Can Muay Thai Strengthen Shin Bones?
Muay Thai originated during the migrations of tribes from China to Thailand in the 12th and 13th centuries, says Chad Boykin in “Muay Thai Kickboxing.” Training customs of this early era included shin bone conditioning, the practice of which entailed kicking the trunks of rubber, banana and palm trees, as well as rolling hard objects against the shins. Some practitioners still employ these traditional conditioning methods; however, nowadays most Muay Thai practitioners kick heavy bags and pads to strengthen their shins.
Wolff’s Law is a scientific theory that explains the process of bone adaptation. Just as muscles grow stronger as a result of the restoration of micro-tears in muscle fibres caused by exercise, so too do bones become denser when they repair after a break. When a bone breaks, the body essentially repairs it by filling the break with calcium, which turns into bone. Muay Thai fighters do not break their bones, though. Instead, they cause micro-fractures that fill with calcium and become denser and stronger over time.
Kicking objects that are harder than your shins can damage them, while kicking objects that are still hard but slightly softer than your shin bones will strengthen them slowly and safely. As such, the most-effective way to condition the shin bones is to constantly kick pads and bags, as opposed to tree trunks, according to Kru Tony Moore in his book “Muay Thai.” Harder or heavier pads and bags may strengthen your shin bones faster without damaging them, because they are still softer than your bones. However, they will be more painful to kick, especially during the initial stages of your conditioning program.
It is natural to experience pain and discomfort for a period following a conditioning session; after all, you are injuring your shins. Your body will repair these injuries over time, but you can assist it and speed up recovery time by applying ice to your shins. Fill a paper container with water and place it in a freezer. Once it's frozen, remove the container from the freezer and tear off a portion of the paper so that ice is exposed. Rub the ice against your shins until the pain subsides slightly. In addition, consume calcium supplements to assist your body in filling micro-fractures and creating denser, stronger bones.
Muay Thai conditioning methods are potentially harmful and may lead to permanent bone and nerve damage. Moreover, Muay Thai as a competitive sport places great emphasis on medium to full-contact combat and is therefore inherently dangerous.

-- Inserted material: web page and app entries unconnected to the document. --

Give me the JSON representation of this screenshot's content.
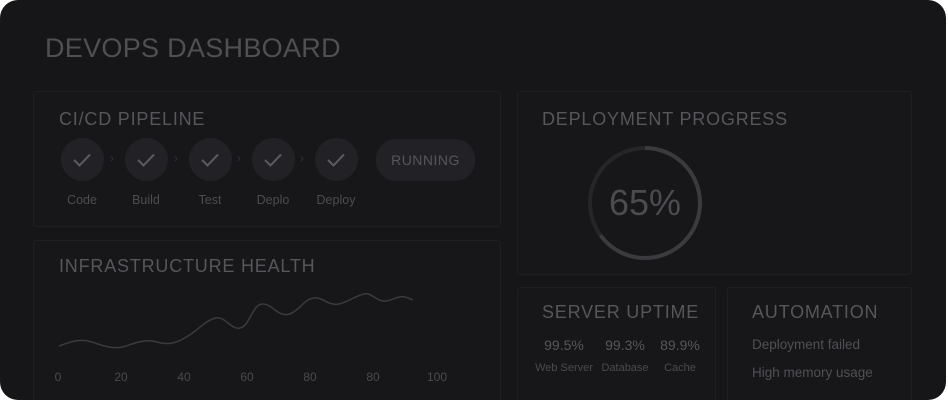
{
  "dashboard": {
    "title": "DEVOPS DASHBOARD"
  },
  "pipeline": {
    "title": "CI/CD PIPELINE",
    "stages": [
      {
        "label": "Code",
        "status": "done",
        "icon": "check-icon"
      },
      {
        "label": "Build",
        "status": "done",
        "icon": "check-icon"
      },
      {
        "label": "Test",
        "status": "done",
        "icon": "check-icon"
      },
      {
        "label": "Deplo",
        "status": "done",
        "icon": "check-icon"
      },
      {
        "label": "Deploy",
        "status": "done",
        "icon": "check-icon"
      }
    ],
    "arrow_icon": "chevron-right-icon",
    "status": "RUNNING"
  },
  "infrastructure": {
    "title": "INFRASTRUCTURE HEALTH",
    "x_ticks": [
      "0",
      "20",
      "40",
      "60",
      "80",
      "80",
      "100"
    ]
  },
  "deployment": {
    "title": "DEPLOYMENT PROGRESS",
    "progress_text": "65%",
    "progress_fraction": 0.65
  },
  "uptime": {
    "title": "SERVER UPTIME",
    "items": [
      {
        "value": "99.5%",
        "label": "Web Server"
      },
      {
        "value": "99.3%",
        "label": "Database"
      },
      {
        "value": "89.9%",
        "label": "Cache"
      }
    ]
  },
  "automation": {
    "title": "AUTOMATION",
    "alerts": [
      "Deployment failed",
      "High memory usage"
    ]
  },
  "colors": {
    "background": "#161618",
    "panel": "#17171a",
    "text": "#56565b",
    "chart_line": "#3a3a3f",
    "progress_track": "#262629",
    "progress_fill": "#3a3a3f"
  }
}
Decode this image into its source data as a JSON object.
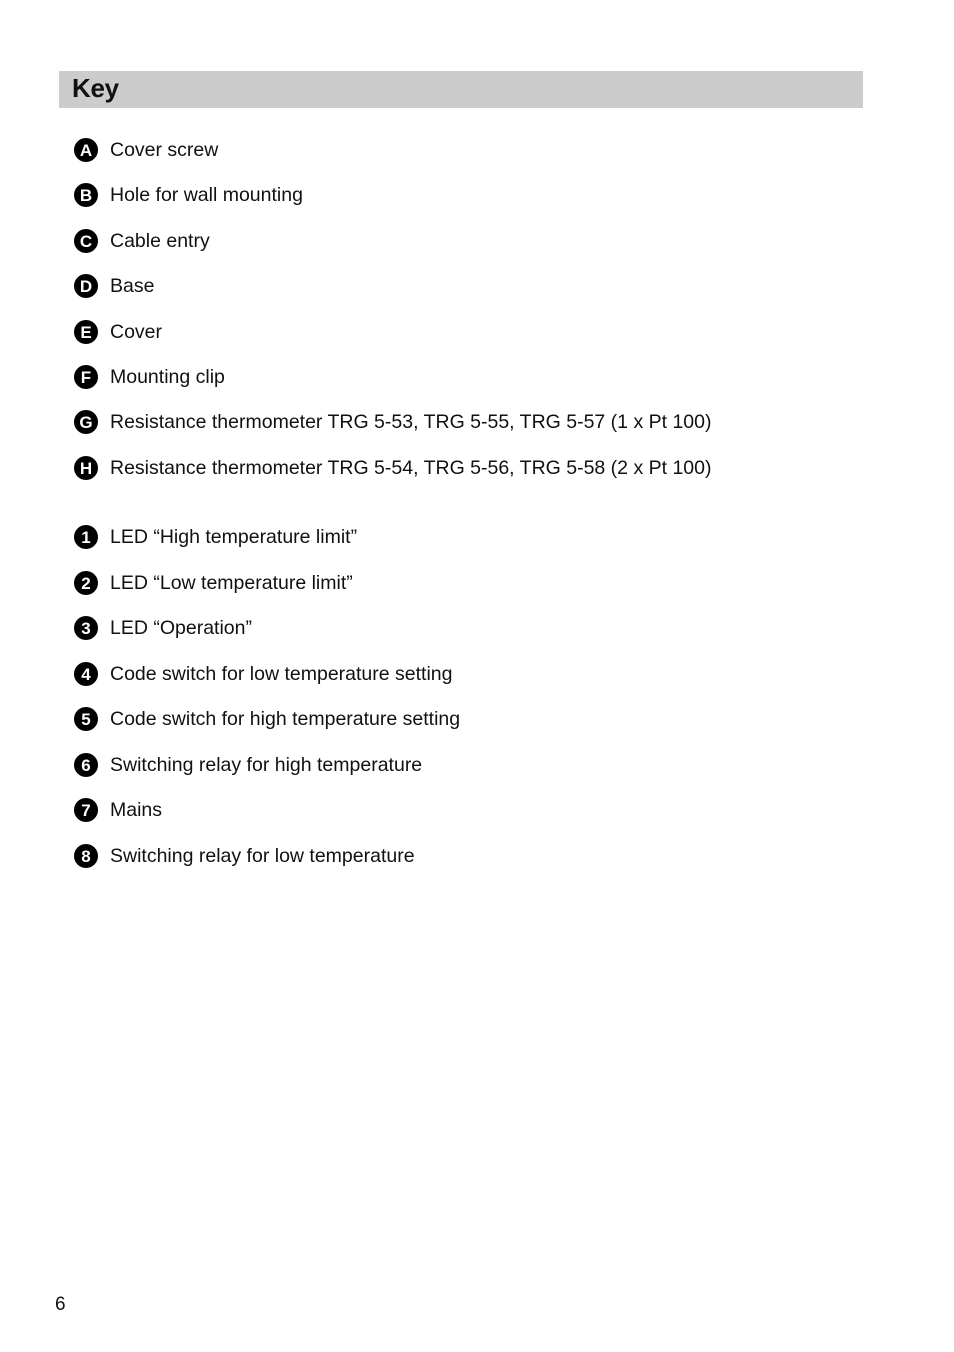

Do not attempt to condition your bones or participate in fighting bouts unless you have undergone extensive training with an accredited instructor.
- “Muay Thai Kickboxing: The Ultimate Guide to Conditioning, Training and Fighting”; Chad Boykin; 2002
- “Muay Thai: The Essential Guide to the Art of Thai Boxing”; Kru Tony Moore; 2008
A health and fitness journalist, Dylan de Castro began writing professionally in 2002. He is currently completing his Bachelor of Arts degree in communication science at the University of South Africa.